May 30th is the 150th anniversary of celebrating and remembering deceased veterans. It began in 1868 as Decoration Day to commemorate the soldiers slain in the Civil War, and later those lost in the Spanish-American, World War I and World War II. As a child in the 1950’s, we celebrated the day in quaint ways that seem almost relics from another century. I remember Decoration Day (as we called before 1971) as a more solemn and communal occasion than it seems after changing its observance from a fixed date to the end of a three-day weekend on the fourth Monday in May. Along the way, we may lost much of the communal solemnity.
Decoration Day always occurred during the most glorious weather southern Minnesota can offer. A time to honor the dead at a season of new life. The trees were leafed out, wild phlox and geraniums bloomed in the woodlands, orioles and meadowlarks trilled from the fencerows and cottonwood groves. This day meant two things important to this schoolboy: my little sister’s birthday and the last week of classes before summer vacation.
My memories of our small-town Decoration Day celebration began with the sale of buddy poppies in the Rexall drug store, the Ben Franklin dime store and other shops. Veterans of World War II sold them to raise money for comrades disabled in conflict. At the age of 10 or 11, I couldn’t explain why I bought one except everyone expected me to. Like going to church, I did it because–well–everyone else did it. It was part of being an American to wear this icon of remembrance and sacrifice.
On this day, the merchants of Janesville hung out flags and there was a parade led by the VFW honor guard carrying the American flag followed by the drill team marching along, the sun gleaming off their chromed helmets and the barrels of the Springfield rifles on their shoulders. Behind them came VWF Women’s Auxiliary and the high school band playing patriotic songs for this solemn occasion. If there were speeches, I don’t recall them but they weren’t things boys remembered.
Decoration Day meant a trip to the Janesville Cemetery on a knoll a mile east of town. In the days leading up to the celebration, families raked the ground over the graves, mowed the new grass and decorated the headstones with flowers (real or made of paper), and small American flags. Our family went to the cemetery with Aunt Faith to visit her father’s grave. On the headstones I saw many familiar surnames, the ancestors of my classmates and school chums. Even as a boy, I felt a palpable but still inexpressible link connecting me to those lying beneath the headstones.
Almost every man I knew when I was a boy had served in World War II in some capacity. Uncle Walter, our neighbor’s brother, lost an eye fighting the Japanese. Our dentist served in the cavalry (without horses), mother’s cousin was a B-24 crew chief and my uncle Rob ran an Air Force fighter communications network in China.
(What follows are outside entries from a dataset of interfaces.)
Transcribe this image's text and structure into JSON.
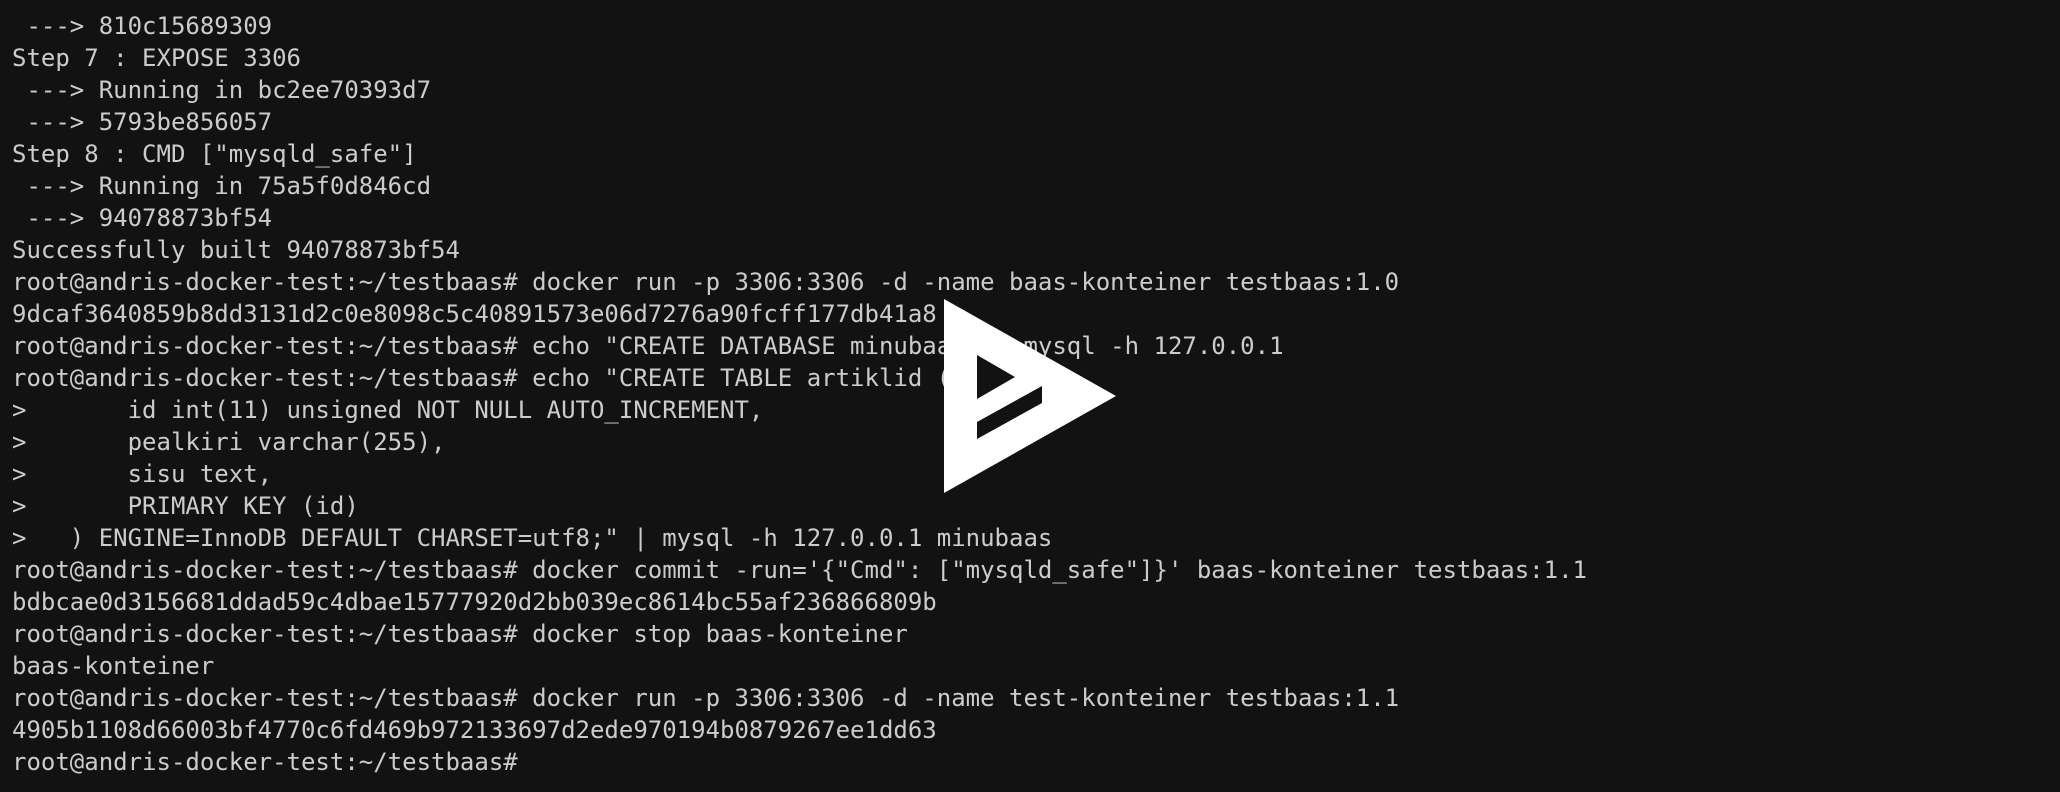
{
  "colors": {
    "background": "#121212",
    "foreground": "#cccccc",
    "overlay": "#ffffff"
  },
  "terminal": {
    "lines": [
      " ---> 810c15689309",
      "Step 7 : EXPOSE 3306",
      " ---> Running in bc2ee70393d7",
      " ---> 5793be856057",
      "Step 8 : CMD [\"mysqld_safe\"]",
      " ---> Running in 75a5f0d846cd",
      " ---> 94078873bf54",
      "Successfully built 94078873bf54",
      "root@andris-docker-test:~/testbaas# docker run -p 3306:3306 -d -name baas-konteiner testbaas:1.0",
      "9dcaf3640859b8dd3131d2c0e8098c5c40891573e06d7276a90fcff177db41a8",
      "root@andris-docker-test:~/testbaas# echo \"CREATE DATABASE minubaas\" | mysql -h 127.0.0.1",
      "root@andris-docker-test:~/testbaas# echo \"CREATE TABLE artiklid (",
      ">       id int(11) unsigned NOT NULL AUTO_INCREMENT,",
      ">       pealkiri varchar(255),",
      ">       sisu text,",
      ">       PRIMARY KEY (id)",
      ">   ) ENGINE=InnoDB DEFAULT CHARSET=utf8;\" | mysql -h 127.0.0.1 minubaas",
      "root@andris-docker-test:~/testbaas# docker commit -run='{\"Cmd\": [\"mysqld_safe\"]}' baas-konteiner testbaas:1.1",
      "bdbcae0d3156681ddad59c4dbae15777920d2bb039ec8614bc55af236866809b",
      "root@andris-docker-test:~/testbaas# docker stop baas-konteiner",
      "baas-konteiner",
      "root@andris-docker-test:~/testbaas# docker run -p 3306:3306 -d -name test-konteiner testbaas:1.1",
      "4905b1108d66003bf4770c6fd469b972133697d2ede970194b0879267ee1dd63",
      "root@andris-docker-test:~/testbaas#"
    ]
  },
  "overlay": {
    "icon": "asciinema-play-icon"
  }
}
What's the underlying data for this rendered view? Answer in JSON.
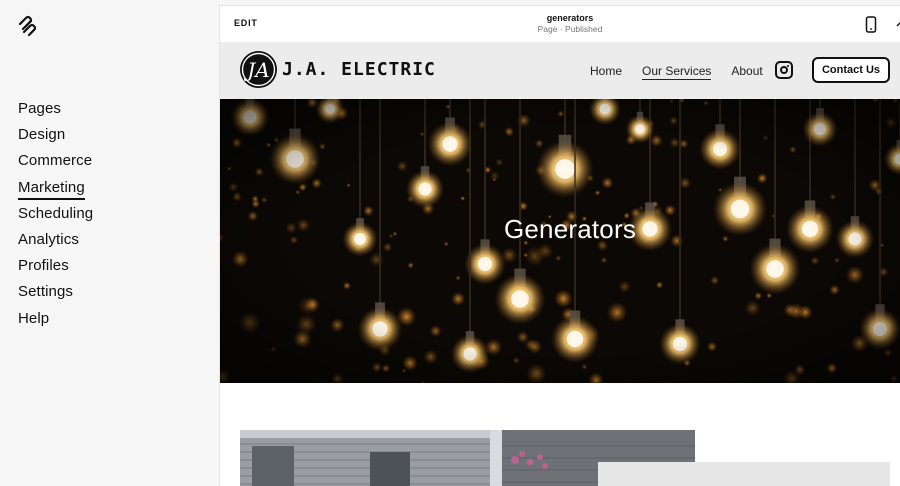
{
  "sidebar": {
    "logo_icon": "squarespace-logo-icon",
    "items": [
      {
        "label": "Pages",
        "active": false
      },
      {
        "label": "Design",
        "active": false
      },
      {
        "label": "Commerce",
        "active": false
      },
      {
        "label": "Marketing",
        "active": true
      },
      {
        "label": "Scheduling",
        "active": false
      },
      {
        "label": "Analytics",
        "active": false
      },
      {
        "label": "Profiles",
        "active": false
      },
      {
        "label": "Settings",
        "active": false
      },
      {
        "label": "Help",
        "active": false
      }
    ]
  },
  "editor_bar": {
    "edit_label": "EDIT",
    "page_name": "generators",
    "page_status": "Page · Published",
    "device_icon": "mobile-phone-icon",
    "expand_icon": "chevron-up-icon"
  },
  "site": {
    "name": "J.A. ELECTRIC",
    "logo_icon": "ja-monogram-icon",
    "nav": [
      {
        "label": "Home",
        "current": false
      },
      {
        "label": "Our Services",
        "current": true
      },
      {
        "label": "About",
        "current": false
      }
    ],
    "social_icon": "instagram-icon",
    "cta_label": "Contact Us"
  },
  "hero": {
    "title": "Generators"
  },
  "colors": {
    "sidebar_bg": "#f6f6f6",
    "header_bg": "#ececec",
    "hero_bg": "#0b0805",
    "bulb_glow": "#f5c46a"
  }
}
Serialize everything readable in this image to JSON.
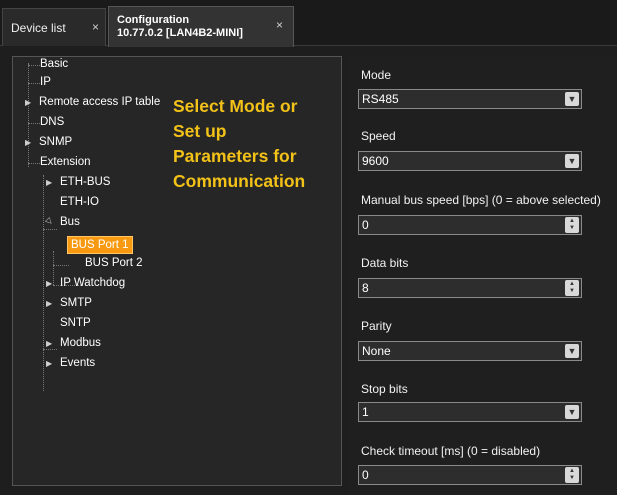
{
  "tabs": [
    {
      "label": "Device list",
      "close": "×"
    },
    {
      "title_line1": "Configuration",
      "title_line2": "10.77.0.2 [LAN4B2-MINI]",
      "close": "×"
    }
  ],
  "tree": {
    "basic": "Basic",
    "ip": "IP",
    "remote_access": "Remote access IP table",
    "dns": "DNS",
    "snmp": "SNMP",
    "extension": "Extension",
    "eth_bus": "ETH-BUS",
    "eth_io": "ETH-IO",
    "bus": "Bus",
    "bus_port_1": "BUS Port 1",
    "bus_port_2": "BUS Port 2",
    "ip_watchdog": "IP Watchdog",
    "smtp": "SMTP",
    "sntp": "SNTP",
    "modbus": "Modbus",
    "events": "Events",
    "selected_color": "#f79a12"
  },
  "annotation": {
    "line1": "Select Mode or",
    "line2": "Set up",
    "line3": "Parameters for",
    "line4": "Communication",
    "color": "#f3c218"
  },
  "settings": {
    "mode": {
      "label": "Mode",
      "value": "RS485"
    },
    "speed": {
      "label": "Speed",
      "value": "9600"
    },
    "manual_speed": {
      "label": "Manual bus speed [bps] (0 = above selected)",
      "value": "0"
    },
    "data_bits": {
      "label": "Data bits",
      "value": "8"
    },
    "parity": {
      "label": "Parity",
      "value": "None"
    },
    "stop_bits": {
      "label": "Stop bits",
      "value": "1"
    },
    "check_timeout": {
      "label": "Check timeout [ms] (0 = disabled)",
      "value": "0"
    }
  }
}
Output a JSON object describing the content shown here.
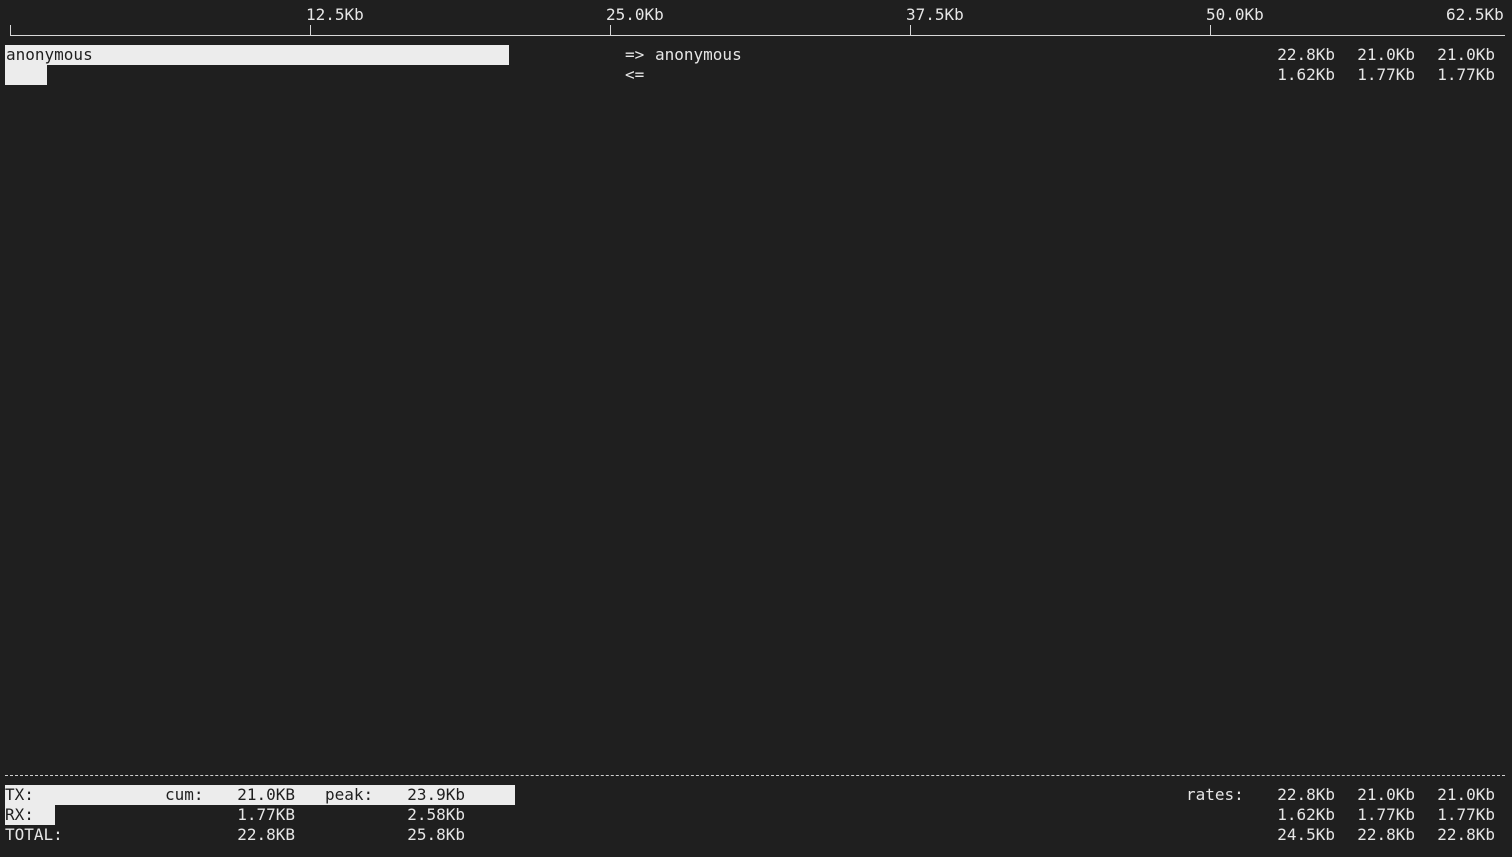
{
  "scale": {
    "ticks": [
      "12.5Kb",
      "25.0Kb",
      "37.5Kb",
      "50.0Kb",
      "62.5Kb"
    ],
    "max_kb": 62.5
  },
  "host": {
    "name": "anonymous",
    "tx_arrow": "=>",
    "rx_arrow": "<=",
    "peer": "anonymous",
    "tx_rates": [
      "22.8Kb",
      "21.0Kb",
      "21.0Kb"
    ],
    "rx_rates": [
      "1.62Kb",
      "1.77Kb",
      "1.77Kb"
    ],
    "tx_bar_kb": 21.0,
    "rx_bar_kb": 1.77
  },
  "totals": {
    "tx_label": "TX:",
    "rx_label": "RX:",
    "total_label": "TOTAL:",
    "cum_label": "cum:",
    "peak_label": "peak:",
    "rates_label": "rates:",
    "tx_cum": "21.0KB",
    "rx_cum": "1.77KB",
    "total_cum": "22.8KB",
    "tx_peak": "23.9Kb",
    "rx_peak": "2.58Kb",
    "total_peak": "25.8Kb",
    "tx_rates": [
      "22.8Kb",
      "21.0Kb",
      "21.0Kb"
    ],
    "rx_rates": [
      "1.62Kb",
      "1.77Kb",
      "1.77Kb"
    ],
    "total_rates": [
      "24.5Kb",
      "22.8Kb",
      "22.8Kb"
    ]
  },
  "colors": {
    "background": "#1f1f1f",
    "foreground": "#e6e6e6",
    "bar": "#ececec"
  }
}
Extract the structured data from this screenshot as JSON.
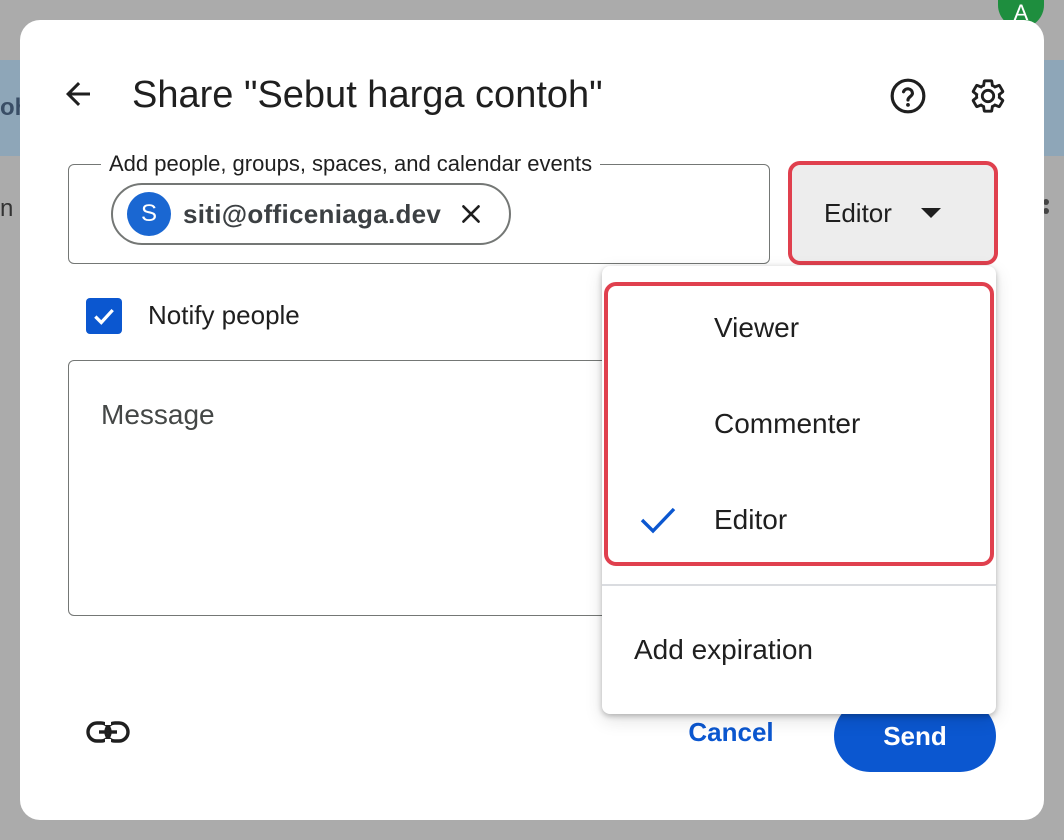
{
  "background": {
    "avatar_letter": "A",
    "left_fragment_1": "oh",
    "left_fragment_2": "n c"
  },
  "dialog": {
    "title": "Share \"Sebut harga contoh\"",
    "people_field_label": "Add people, groups, spaces, and calendar events",
    "chip": {
      "avatar_letter": "S",
      "email": "siti@officeniaga.dev"
    },
    "role_button_label": "Editor",
    "notify_label": "Notify people",
    "notify_checked": true,
    "message_placeholder": "Message",
    "cancel_label": "Cancel",
    "send_label": "Send"
  },
  "role_menu": {
    "items": [
      {
        "label": "Viewer",
        "selected": false
      },
      {
        "label": "Commenter",
        "selected": false
      },
      {
        "label": "Editor",
        "selected": true
      }
    ],
    "add_expiration_label": "Add expiration"
  },
  "colors": {
    "primary": "#0b57d0",
    "highlight": "#e0404e",
    "chip_avatar": "#1a67d2"
  },
  "icons": {
    "back": "arrow-back-icon",
    "help": "help-circle-icon",
    "settings": "gear-icon",
    "chip_remove": "close-icon",
    "caret": "caret-down-icon",
    "check": "checkmark-icon",
    "link": "link-icon"
  }
}
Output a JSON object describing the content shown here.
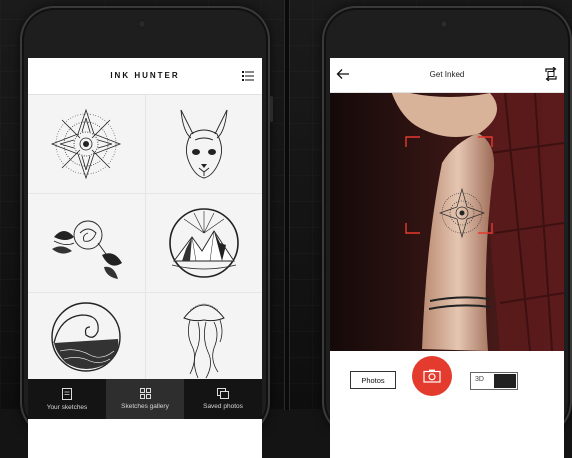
{
  "left_app": {
    "title": "INK HUNTER",
    "sketches": [
      {
        "name": "mandala sketch"
      },
      {
        "name": "sphynx cat sketch"
      },
      {
        "name": "rose sketch"
      },
      {
        "name": "mountain circle sketch"
      },
      {
        "name": "wave circle sketch"
      },
      {
        "name": "jellyfish sketch"
      }
    ],
    "nav": [
      {
        "label": "Your sketches",
        "icon": "sketch-icon",
        "active": false
      },
      {
        "label": "Sketches gallery",
        "icon": "grid-icon",
        "active": true
      },
      {
        "label": "Saved photos",
        "icon": "photos-icon",
        "active": false
      }
    ]
  },
  "right_app": {
    "title": "Get Inked",
    "photos_button": "Photos",
    "toggle_label": "3D",
    "accent": "#e33b2e"
  }
}
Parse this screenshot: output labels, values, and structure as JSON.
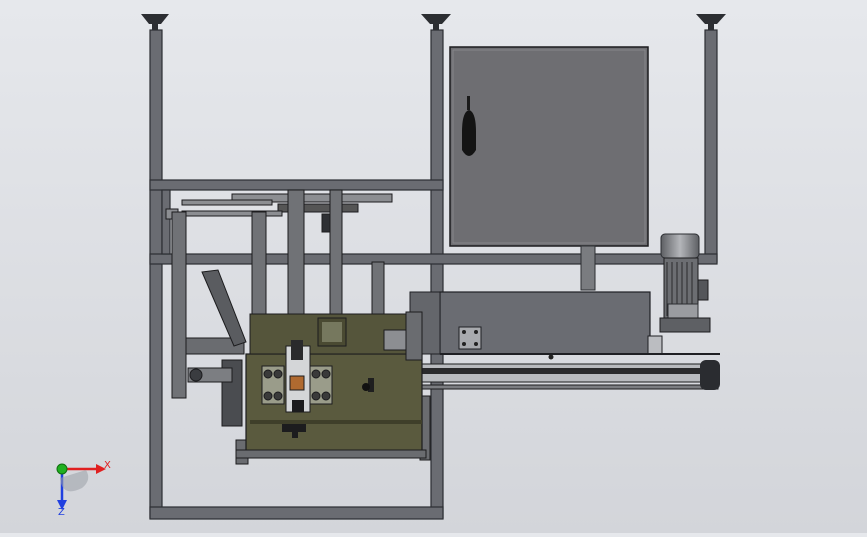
{
  "viewport": {
    "background": "#dcdee2",
    "frame_color": "#6a6c72",
    "frame_edge": "#2c2e32",
    "cabinet_color": "#6e6e72",
    "base_plate_color": "#5a5a3e",
    "motor_color": "#8a8c90"
  },
  "triad": {
    "x_label": "X",
    "z_label": "Z",
    "x_color": "#e02020",
    "y_color": "#20b020",
    "z_color": "#2040e0"
  }
}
Mrs. Wegge, our sixth-grade teacher, prepared us for Decoration Day. I recall learning the first stanza of the famous poem, In Flanders’ Fields, written in 1915 by a Canadian soldier amazed to see the brilliant red flowers blooming in the hellish no-man’s land churned and pocked by shells:
In Flanders fields the poppies blow
Between the crosses, row on row,
That mark our place; and in the sky
The larks, still bravely singing, fly
Scarce heard amid the guns below.
The poem’s elegiac meaning made little impression on me until the summer of 1961, after I graduated from high school. I visited Flanders in Belgium as part of an air cadet exchange with other NATO countries. Belgium is one tenth the size of Minnesota and a battleground during much of its history. Flanders lies north of Brussels, Waterloo, the site of Napoleon’s defeat in 1815, lies just south of it and Bastogne, a major battle of World War II, lies to the east. During that month, our Belgian Air Force hosts showed us historic sites from many wars. We laid a wreath at the tomb of the unknown and our contingent sat atop the hull of a tank destroyed in the battle for Bastogne, sixteen years before. I returned home from Belgium amid a national mobilization for conflict with the Soviet Union over access to Berlin. War seemed very close.
The grief of the Civil War, the Great War and World War II touched virtually every American community and nearly everyone knew of a family that had lost someone. Congressional declarations of war and shared sorrow once mobilized the nation into a common effort. For 30 years, compulsory military service gave young men a common and transformative experience and every family a direct stake in going to war or opposing it.
John F. Kennedy’s call to “ask what you can do for your country” has lapsed with time. The abolition of the draft and reliance on a wholly professional military has made serving one’s country an option, a choice but not a shared responsibility. I fear this change has made us numb to the conflicts ostensibly waged for our protection. And with this disconnection, we may lose our understanding of Memorial or Decoration Day as a time of comunal remembrance.